Review by C.J. Bunce
Somewhere around the halfway mark of the new movie Teenage Mutant Ninja Turtles, a fun action flick comes together. If you can get to that point without falling asleep. With the modern special effects this movie should not have needed to have been compared to the original 1990 film version. Unfortunately the slow start and less-than-appealing villains keep this one from the top tier of this summer’s would-be franchise blockbusters.
So what’s worth the admission price? First off, Megan Fox. Not for a second does she flinch from a strong portrayal of April, the well-known friend of the Turtles. She delivers even the silliest lines as if she’s playing serious drama. And the film is better for it. Although the perpetually young looking actress may be typecasting herself with films like the original Transformers and this similar action genre entry, she may also be simply carving out a niche she’s darned good at.
The biggest failing of Iron Man 2 was the “annoying guy” played over and over in movies by Sam Rockwell.
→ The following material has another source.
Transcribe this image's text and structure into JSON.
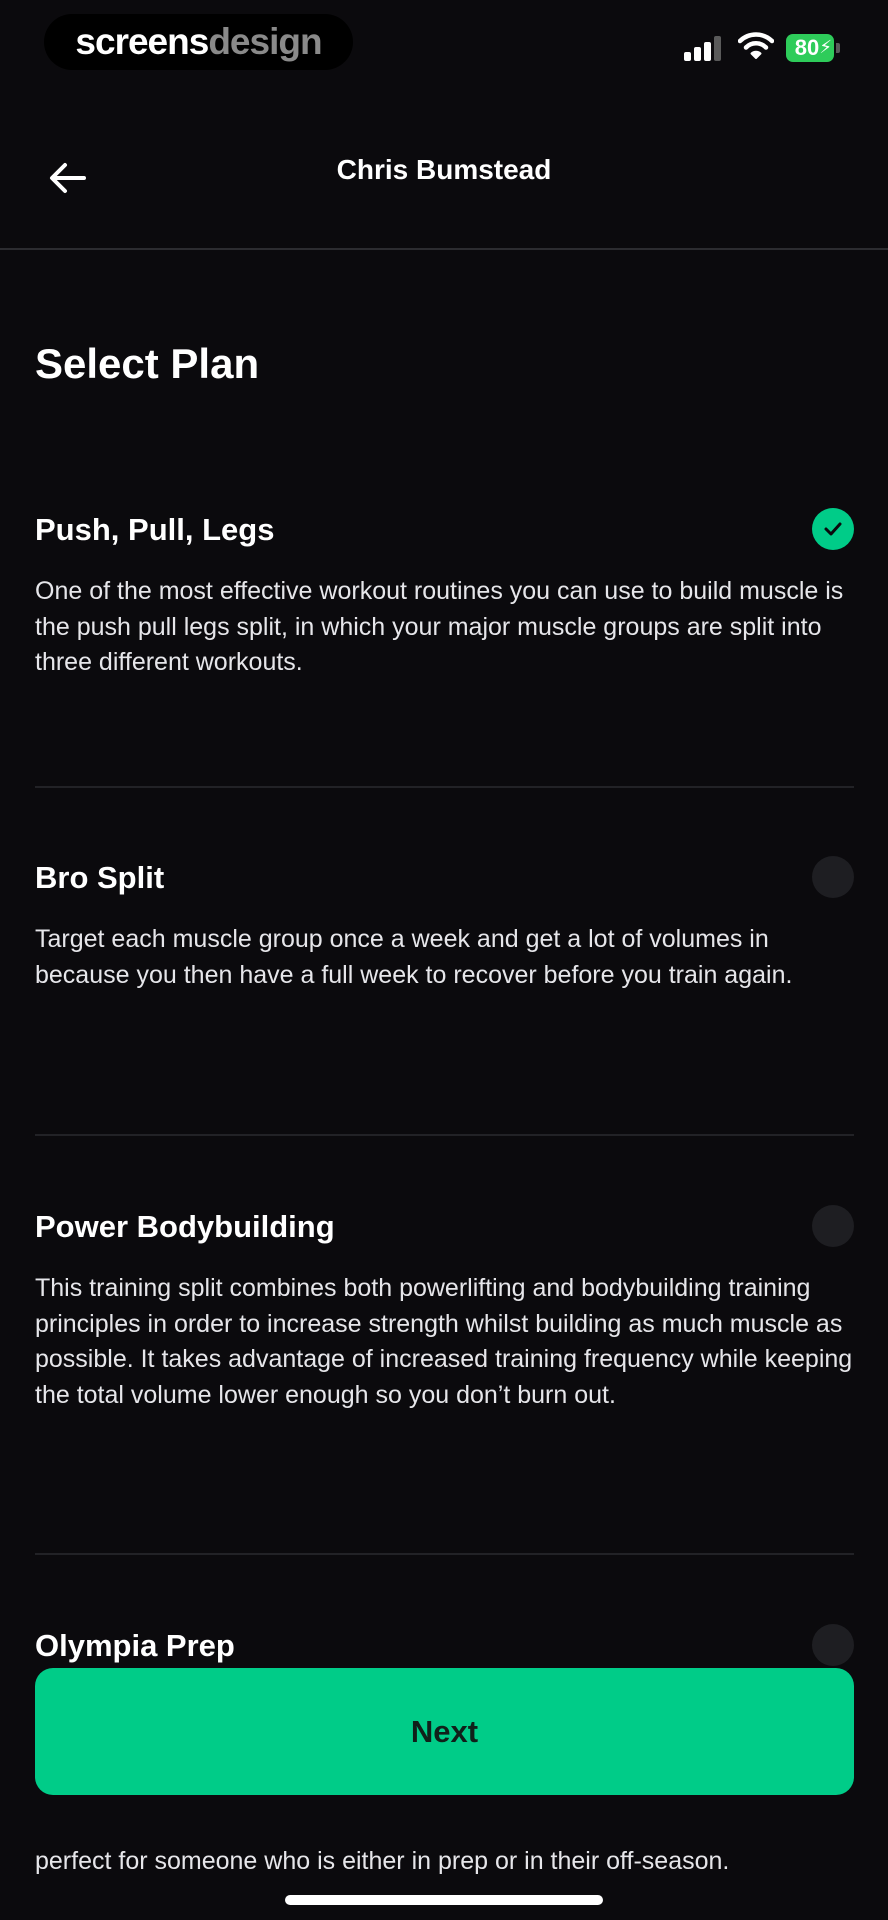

That same caricature is in TMNT, but played by Will Arnett, who I have not seen before simply because I don’t watch his admittedly popular series including 30 Rock and Arrested Development. Here he offers what seems like an impersonation of the Night Shift and Batman era Michael Keaton, and it’s some funny stuff.
WELCOME TO EARTH-4
A Weekly Column with J. Torrey McClain
There are combinations of nerddom or geekdom or awesomedom (however you’d like to describe persons with passionate interests in a given subject) that are simple. A love of chess and a love of The Lord of the Rings can lead to buying a Lord of the Rings-themed chess set. A love of Chuck, Alien Nation, and cosplay can lead to Tenctonese Buy More employees Alien and Predator can lead to Batman: Dead End. (AK47, gone, not forgotten.)
Then, there are combinations that have built on each other for hundreds of years, as a love of science fiction can lead to a love of sciences and exploring that interest through reading books on astronomy, physics or chemistry (or vice versa). I can’t remember why I came upon Disappearing Spoon And Other True Tales of Madness, Love, and the History of the World from the Periodic Table of the Elements by Sam Kean, but its combination of history, familiar names of the past and the ability to summon up the image of the corner of my high school chemistry class, made it enthralling to me every morning and evening during my subway commute. It may not be as obvious as a Star Wars Monopoly set, but in this book and contained in those stories are links to older wonders that we Knights of Wonderfulness, we Kings and Queens of Comic-Con explore.
BBC America has been advertising the new series Intruders for months now but this extended trailer should be all you need to know this is a series pilot not to be missed. So stick around after Doctor Who’s big premiere episode with the 12th Doctor, Peter Capaldi Saturday night. It looks like Kate Hudson’s Skeleton Key and Daniel Radcliffe’s The Woman in Black meets Marchlands and Lightfields.
As thrillers go they got this preview right, with pretty heavy doses of creepy–just right for a late night show with the lights off. How can they go wrong, with stars like John Simm–star of Life on Mars, one of the five best television series of all time–and Mira Sorvino, Oscar winner and versatile actress most recently dazzling us as a cop on Psych? Add in James Frain and Robert Forster–Frain a more recent character actor showing up everywhere, and Forster a genre TV staple–and this show just begs to be seen.
Check out this extended preview for Intruders: